Can you point me in the correct direction please?
All CodeRunner questions run with a timelimit. The time limit for a particular question is usually set by whichever of the following is defined first.
- The setting of the TimeLimit (secs) field for a specific question, if customised. This setting is in the Advanced customisation section. Or, if this field is left blank ...
- The setting of the TimeLimit (secs) field of the prototype for the selected question type. Or, if this field is left blank ...
- The Jobe server default cputime parameter value (see https://github.com/trampgeek/jobe#run_spec-parameters), currently 3 seconds.
A maximum time limit of 30 seconds is enforced by the Jobe server, although this can be raised by a systerm administrator.
If you're trying to set a question that will reject solutions of the wrong big-O complexity, the easiest approach is usually the following.

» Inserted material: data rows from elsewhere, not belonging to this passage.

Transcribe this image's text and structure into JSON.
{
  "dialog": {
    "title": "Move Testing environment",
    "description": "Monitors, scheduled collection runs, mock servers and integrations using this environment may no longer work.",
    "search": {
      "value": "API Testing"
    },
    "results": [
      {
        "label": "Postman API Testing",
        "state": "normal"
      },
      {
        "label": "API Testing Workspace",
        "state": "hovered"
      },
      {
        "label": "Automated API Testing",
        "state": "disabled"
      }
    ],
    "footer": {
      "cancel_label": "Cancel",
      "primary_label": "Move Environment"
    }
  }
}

Using a standard question type, customise the question and set its TimeLimit to some suitable value (if the default isn't suitable). Then have a series of test cases including (usually) a few small simple ones and at least one sufficiently large test case that won't run in the preset time unless of the correct complexity class. CodeRunner will usually try to package all the test cases into a single job and run that. However, if a timeout occurs, CodeRunner then backs off to running each test case as a separate Jobe submission, so students still get a result table showing *** TIMEOUT ERROR *** on the tests that failed but with valid results for the smaller test cases.
That's usually good enough, but if you want more control over the grading and feedback of such questions, you can instead use a custom grader. The CodeRunner documentation has a section on supporting or implementing new languages, which shows how to run the student code from within the template script. The key bit of code in that example is
try: output = subprocess.check_output(["./prog"], universal_newlines=True) print(output) except subprocess.CalledProcessError as e:
If you wish to catch a timeout error you can modify that example to something like
try: output = subprocess.check_output(["./prog"], timeout=2, universal_newlines=True) print(output) except subprocess.CalledProcessError as e: ... except subprocess.TimeoutExpired: ... set up whatever feedback/grading option you want here ...
You must make sure that the subprocess timeout you set is at least 1 or 2 seconds less than the timeout set for the question itself, otherwise the jobe timeout will kick the whole job out and the exception handler won't run.
Another advantage of that approach is that if the student job doesn't time out, you can measure how long it took by recording the time before and after the subprocess.check_output call, e.g. using Python's time.perf_counter. That time is measured in fractions of a second, whereas timeouts are in seconds, so this gives you an alternative approach: rather than using a large test case that times out, you can use smaller ones and see how long they take, grading accordingly.
For even more flexibility, you can switch from a per-test template grade, as used above, to a combinator template grader, which allows you to run all the tests within a single Jobe submission. That lets you do pretty much anything you want, but at a considerable increase in complexity.